By creating small galvanic cells within the zinc coating’s nanolayers instead of between the zinc coating and the substrate, Lomasney continues, oxidation occurs within the coating itself if the coating is scratched or damaged, which delays oxidation of the underlying steel surface and makes it less susceptible to pitting corrosion. At the same time, the zinc’s consumption rate decreases, which provides a longer coating life. This more efficient use of the zinc is possible because of the coating’s nanolayered architecture. The strength of the coating also can be enhanced, she adds, by creating a nanolayer interface that prevents dislocation movement in the alloy.
Nanolaminated components using this coating process are commercially available for the oil & gas, aviation, defense, and highway construction industries. Coated products include small-scale tubular joints, valves, connectors, and fasteners.
To evaluate the performance of the zinc-based nanolaminated coating in terms of improved corrosion resistance and extended service life of offshore assets, laboratory tests have been conducted on metallic test coupons as well as steel fasteners—important components on offshore assets that corrode in the marine environment and often need to be replaced, Lomasney says. The tests included three types of accelerated corrosion tests and seven different mechanical tests. Additionally, field trials are currently in progress in a tropical offshore environment to verify the results of the laboratory tests.
The zinc-based nanolaminated coating consistently demonstrated good results in the standardized coatings tests and the offshore field trial.

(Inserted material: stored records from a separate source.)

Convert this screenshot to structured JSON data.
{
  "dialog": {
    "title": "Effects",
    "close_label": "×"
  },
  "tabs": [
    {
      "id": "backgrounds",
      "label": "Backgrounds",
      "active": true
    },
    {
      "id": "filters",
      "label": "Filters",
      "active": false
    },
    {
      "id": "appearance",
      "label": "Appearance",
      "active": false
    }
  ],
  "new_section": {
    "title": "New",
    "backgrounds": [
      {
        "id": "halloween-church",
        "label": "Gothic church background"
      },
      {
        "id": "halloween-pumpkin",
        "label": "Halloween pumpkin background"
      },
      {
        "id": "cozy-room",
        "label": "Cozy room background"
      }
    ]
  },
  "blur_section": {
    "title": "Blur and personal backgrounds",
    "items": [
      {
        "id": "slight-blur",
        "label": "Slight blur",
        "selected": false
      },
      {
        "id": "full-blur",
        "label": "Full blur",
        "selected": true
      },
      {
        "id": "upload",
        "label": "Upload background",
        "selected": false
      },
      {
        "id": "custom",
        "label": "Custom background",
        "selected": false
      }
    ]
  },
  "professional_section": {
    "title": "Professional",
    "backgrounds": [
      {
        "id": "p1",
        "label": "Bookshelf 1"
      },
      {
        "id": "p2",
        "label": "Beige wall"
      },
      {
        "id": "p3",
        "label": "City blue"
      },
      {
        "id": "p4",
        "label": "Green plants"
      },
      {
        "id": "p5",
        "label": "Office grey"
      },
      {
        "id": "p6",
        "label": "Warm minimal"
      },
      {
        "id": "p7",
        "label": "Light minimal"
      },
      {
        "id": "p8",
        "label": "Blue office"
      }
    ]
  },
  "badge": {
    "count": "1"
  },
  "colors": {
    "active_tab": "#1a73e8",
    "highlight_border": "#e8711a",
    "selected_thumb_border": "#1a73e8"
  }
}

The experimental methods and results are reported in paper 5735 presented at CORROSION 2015 in Dallas, Texas.1
Contact Christina Lomasney, Modumetal—e-mail: email@example.com.
1 M. W. Joosten, J. Vander Laan, S. Lomasney, C. Lomasney, L. Collinson, J. St. Clair, “Nano-Laminated, Metallic Coatings for Corrosion and Abrasion Resistance” CORROSION 2015, paper no. 5735 (Houston, TX: NACE International, 2015).
Photos from Figure1
A fastener assembly coated with a zinc-based nanolaminated coating.
Photos from Figure 12
Shown are black oxide bolts (left) and bolts with a zinc-based nanolaminated coating (right) after 24 months of service during an independent analysis and field trial of a zinc-based nanolaminated coating system conducted by the United States Coast Guard.
Photos from Figure 2
Panels with a zinc-based nanolaminated coating are shown prior to salt fog exposure (left) and after 4,344 h of salt fog exposure (right).